This week, the 38 primates (most senior bishops) of the member churches of the Anglican Communion have been meeting in Canterbury, called together by invitation of the Archbishop of Canterbury, to ruminate about the state of our fellowship of churches. There has been considerable turmoil within the Communion over decisions over the past several years by The Episcopal Church (based in the United States) and the Anglican Church of Canada that have led to the full inclusion of LGBT people into the sacramental life of the church and into its ordained ministry at every level. Most recently, this past summer, The Episcopal Church’s General Convention voted to make it possible for same-sex couples to be included in the sacrament of marriage.
These decisions have been costly. The Episcopal Church has lost a number of members over what is often perceived as a “concession to culture” and a departure from “biblical” truth and the historic doctrine and practice of the church. Of course, we have also gained members as a result of this decision. It has also damaged our relationship with many of our sister and brother Anglicans around the world, who have felt that we have departed from the true faith in a significant way.
What seems difficult for some of our sister and brother Anglicans to understand is that our movement toward the full inclusion of LBGT people has not been a concession to cultural change in the United States. Rather, this movement has been one of deep and, it appears, courageous faith. As we have sought to understand the Gospel of Christ ever more deeply, we have come to see that the life and teaching of Jesus demand the full inclusion of all people into the life of the church. We have come to see LBGT people not as defective, but as made in the image of God and deserving of all the blessings and graces that the church bestows so that they may enter into the fullness of life. As Jesus said, “I came that they may have life, and have it abundantly.” To limit access to the abundance of life in Christ is, we have concluded, the real sin.
It is understandable that many of our sisters and brothers would find this change challenging. After all, many of the cultures and experiences in which they dwell make the kind of discussion that has led The Episcopal Church to this moment impossible for them — or, at least, very difficult. And so we have been willing to respect that they are in a different place, even as we have continued to call them to express the deepest compassion toward LGBT people within their own churches and societies. We have not, for one moment, wished to break relationship with them, even as we have insisted on the integrity of our own position.
Today, however, it was announced that the Anglican Communion primates have voted to suspend The Episcopal Church from most aspects of the Communion’s life for the next three years, as punishment for our decision to move in the way we came to believe our faith demanded. We have, in other words, been pushed to the margins of the Anglican Communion’s life because, in essence, we are seen as unclean and a potential contaminant to the life of the larger church.
In Jesus’ time, there was tension over how the Law of Moses was to be interpreted. Most of the Pharisees, the religious party within Judaism with which Jesus most frequently came into conflict, tended to interpret the law according to a principle of purity. For them, it was important that people — and the Jewish nation as a whole — remain pure, separating themselves from anything that might threaten that ritual purity. It was because of this way of interpreting the Law that people whose illnesses rendered them unclean were pushed out of their communities. The Pharisaic response to people who didn’t meet the standard of purity they valued was to marginalize them. All of this was done in God’s name, believed to be what God required of them if they were to be a holy people.

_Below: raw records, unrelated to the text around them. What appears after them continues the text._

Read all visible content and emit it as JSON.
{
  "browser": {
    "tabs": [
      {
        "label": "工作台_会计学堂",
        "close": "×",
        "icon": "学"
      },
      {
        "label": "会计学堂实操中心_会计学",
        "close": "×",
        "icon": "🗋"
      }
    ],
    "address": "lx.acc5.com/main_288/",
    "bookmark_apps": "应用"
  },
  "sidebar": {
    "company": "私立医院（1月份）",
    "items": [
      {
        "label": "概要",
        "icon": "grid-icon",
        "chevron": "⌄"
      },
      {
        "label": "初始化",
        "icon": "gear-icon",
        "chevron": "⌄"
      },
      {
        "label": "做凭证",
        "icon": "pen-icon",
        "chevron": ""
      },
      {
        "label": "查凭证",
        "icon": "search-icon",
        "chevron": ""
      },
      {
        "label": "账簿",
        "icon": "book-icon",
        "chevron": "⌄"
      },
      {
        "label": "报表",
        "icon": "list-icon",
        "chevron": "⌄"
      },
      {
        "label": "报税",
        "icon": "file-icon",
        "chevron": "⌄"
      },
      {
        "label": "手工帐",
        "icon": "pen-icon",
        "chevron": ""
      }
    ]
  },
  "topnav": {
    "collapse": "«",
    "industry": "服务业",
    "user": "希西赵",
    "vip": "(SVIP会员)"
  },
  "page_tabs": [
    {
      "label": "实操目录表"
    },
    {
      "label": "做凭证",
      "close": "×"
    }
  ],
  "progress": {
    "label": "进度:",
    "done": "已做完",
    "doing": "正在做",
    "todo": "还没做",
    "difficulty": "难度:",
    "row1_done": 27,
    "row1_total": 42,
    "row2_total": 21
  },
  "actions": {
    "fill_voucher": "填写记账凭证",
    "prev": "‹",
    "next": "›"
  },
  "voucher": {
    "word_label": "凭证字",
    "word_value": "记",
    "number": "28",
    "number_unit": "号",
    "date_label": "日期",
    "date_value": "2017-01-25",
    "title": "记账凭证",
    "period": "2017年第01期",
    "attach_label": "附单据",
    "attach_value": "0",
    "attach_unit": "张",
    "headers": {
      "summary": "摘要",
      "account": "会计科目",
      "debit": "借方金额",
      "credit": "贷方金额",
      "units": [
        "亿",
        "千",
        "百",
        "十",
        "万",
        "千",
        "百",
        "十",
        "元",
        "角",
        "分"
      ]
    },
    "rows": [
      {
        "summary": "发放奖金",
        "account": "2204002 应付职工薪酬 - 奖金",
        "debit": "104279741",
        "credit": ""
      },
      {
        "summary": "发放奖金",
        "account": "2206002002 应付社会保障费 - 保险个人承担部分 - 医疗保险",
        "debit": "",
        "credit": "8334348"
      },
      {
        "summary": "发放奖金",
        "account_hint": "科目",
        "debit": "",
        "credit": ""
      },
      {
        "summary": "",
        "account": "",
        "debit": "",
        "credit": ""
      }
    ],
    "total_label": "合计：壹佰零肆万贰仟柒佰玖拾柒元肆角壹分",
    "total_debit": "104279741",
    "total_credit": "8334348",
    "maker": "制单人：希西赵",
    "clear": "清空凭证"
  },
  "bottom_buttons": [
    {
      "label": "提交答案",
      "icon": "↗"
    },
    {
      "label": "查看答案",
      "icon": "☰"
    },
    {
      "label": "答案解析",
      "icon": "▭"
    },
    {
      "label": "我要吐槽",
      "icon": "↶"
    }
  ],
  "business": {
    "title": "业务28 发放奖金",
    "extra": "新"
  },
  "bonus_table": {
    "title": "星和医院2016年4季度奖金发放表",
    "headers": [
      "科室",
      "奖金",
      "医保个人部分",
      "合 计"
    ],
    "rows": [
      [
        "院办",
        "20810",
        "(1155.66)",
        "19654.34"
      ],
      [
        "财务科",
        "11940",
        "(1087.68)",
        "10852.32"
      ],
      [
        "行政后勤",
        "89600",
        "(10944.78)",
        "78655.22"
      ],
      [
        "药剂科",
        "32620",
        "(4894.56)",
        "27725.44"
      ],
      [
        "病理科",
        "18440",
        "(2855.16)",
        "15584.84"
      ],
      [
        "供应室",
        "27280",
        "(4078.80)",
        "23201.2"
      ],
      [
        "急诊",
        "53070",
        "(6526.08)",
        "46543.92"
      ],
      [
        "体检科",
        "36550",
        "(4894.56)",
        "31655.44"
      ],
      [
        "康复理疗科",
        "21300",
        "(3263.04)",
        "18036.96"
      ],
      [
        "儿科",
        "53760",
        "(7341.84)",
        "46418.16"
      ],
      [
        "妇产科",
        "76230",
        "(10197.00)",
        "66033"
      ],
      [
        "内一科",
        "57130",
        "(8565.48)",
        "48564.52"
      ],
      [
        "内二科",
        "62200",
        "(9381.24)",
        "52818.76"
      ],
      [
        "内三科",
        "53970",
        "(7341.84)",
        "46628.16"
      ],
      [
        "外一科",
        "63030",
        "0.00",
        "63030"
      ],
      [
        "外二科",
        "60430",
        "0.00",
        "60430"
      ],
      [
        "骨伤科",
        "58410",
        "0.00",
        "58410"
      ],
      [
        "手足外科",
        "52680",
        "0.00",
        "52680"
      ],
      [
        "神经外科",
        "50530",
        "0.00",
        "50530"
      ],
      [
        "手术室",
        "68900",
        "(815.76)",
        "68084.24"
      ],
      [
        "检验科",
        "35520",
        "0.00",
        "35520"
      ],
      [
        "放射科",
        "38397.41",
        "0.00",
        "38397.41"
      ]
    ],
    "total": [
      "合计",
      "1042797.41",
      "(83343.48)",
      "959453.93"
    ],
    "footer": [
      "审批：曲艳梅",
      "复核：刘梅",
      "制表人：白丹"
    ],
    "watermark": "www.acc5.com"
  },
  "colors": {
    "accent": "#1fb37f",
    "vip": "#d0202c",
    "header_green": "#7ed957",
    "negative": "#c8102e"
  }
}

Jesus, however, interpreted the Law using a principle of mercy, and saw in the Law a demand for compassion above all else. There was no room in Jesus’ teaching to marginalize those perceived as unclean. And, consequently, much of his ministry was devoted to reversing the marginalization — healing diseases that brought condemnation, restoring people to their families and communities, and assuring them that they were loved by God. There is an important ethic that informs all of Jesus’ teaching and ministry: that if one wants to know what is the right thing to do, one goes to the margins and edges of society and listens to those who have been cast out. For Jesus, it was this deep compassion and transforming inclusion that made for a holy people.
It is, in some ways, hard to think of The Episcopal Church as marginalized — while many of our churches struggle financially, on the whole we are blessed with significant resources, and we are free to live our religious life as we see fit. But the Anglican Communion has seen fit to marginalize us ecclesiastically. We could be angry. But I think we should be honored. After all, the margins is where Jesus spent his life and ministry — and he assured those who were pushed to the margins that they were, indeed, also being pushed into the Light of God’s love.
Since this original publication of this blog, the complete statement from the gathering of Anglican Primates has been released. The word “suspension” is not used, and in a news conference, the Archbishop of Canterbury did not use this language, though it was used in many press articles prior to the release of the full statement. It seems to me, however, that whatever language one chooses to use, the effect is the same: that of pushing The Episcopal Church out of those parts of the Communion’s life where, in the estimation of a majority of the Primates, we could potentially cause the most damage.